- **INFORMATION SUPPLIED**:
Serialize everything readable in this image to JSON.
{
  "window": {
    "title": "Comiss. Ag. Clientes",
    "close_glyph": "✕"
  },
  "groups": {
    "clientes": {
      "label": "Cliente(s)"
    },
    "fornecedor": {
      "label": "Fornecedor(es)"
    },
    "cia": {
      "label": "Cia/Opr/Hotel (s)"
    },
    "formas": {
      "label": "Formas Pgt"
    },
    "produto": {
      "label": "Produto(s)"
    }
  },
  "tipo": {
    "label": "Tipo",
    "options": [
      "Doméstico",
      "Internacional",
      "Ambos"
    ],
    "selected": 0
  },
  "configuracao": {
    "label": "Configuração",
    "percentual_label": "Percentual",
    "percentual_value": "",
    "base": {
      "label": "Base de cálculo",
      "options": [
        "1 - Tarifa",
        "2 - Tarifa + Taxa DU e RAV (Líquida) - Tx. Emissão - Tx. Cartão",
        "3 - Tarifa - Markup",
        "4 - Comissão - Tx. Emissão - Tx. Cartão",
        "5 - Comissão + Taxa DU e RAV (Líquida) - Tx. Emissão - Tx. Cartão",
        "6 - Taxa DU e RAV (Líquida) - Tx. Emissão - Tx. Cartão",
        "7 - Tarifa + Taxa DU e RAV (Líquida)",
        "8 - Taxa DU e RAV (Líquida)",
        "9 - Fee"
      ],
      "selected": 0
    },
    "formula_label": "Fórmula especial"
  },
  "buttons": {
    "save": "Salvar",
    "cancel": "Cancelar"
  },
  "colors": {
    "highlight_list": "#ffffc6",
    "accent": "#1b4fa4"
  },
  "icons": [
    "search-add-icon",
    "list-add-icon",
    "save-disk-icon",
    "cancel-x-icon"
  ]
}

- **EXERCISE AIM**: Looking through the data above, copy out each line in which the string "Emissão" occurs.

- **EXERCISE ANSWER**:
        "2 - Tarifa + Taxa DU e RAV (Líquida) - Tx. Emissão - Tx. Cartão",
        "4 - Comissão - Tx. Emissão - Tx. Cartão",
        "5 - Comissão + Taxa DU e RAV (Líquida) - Tx. Emissão - Tx. Cartão",
        "6 - Taxa DU e RAV (Líquida) - Tx. Emissão - Tx. Cartão",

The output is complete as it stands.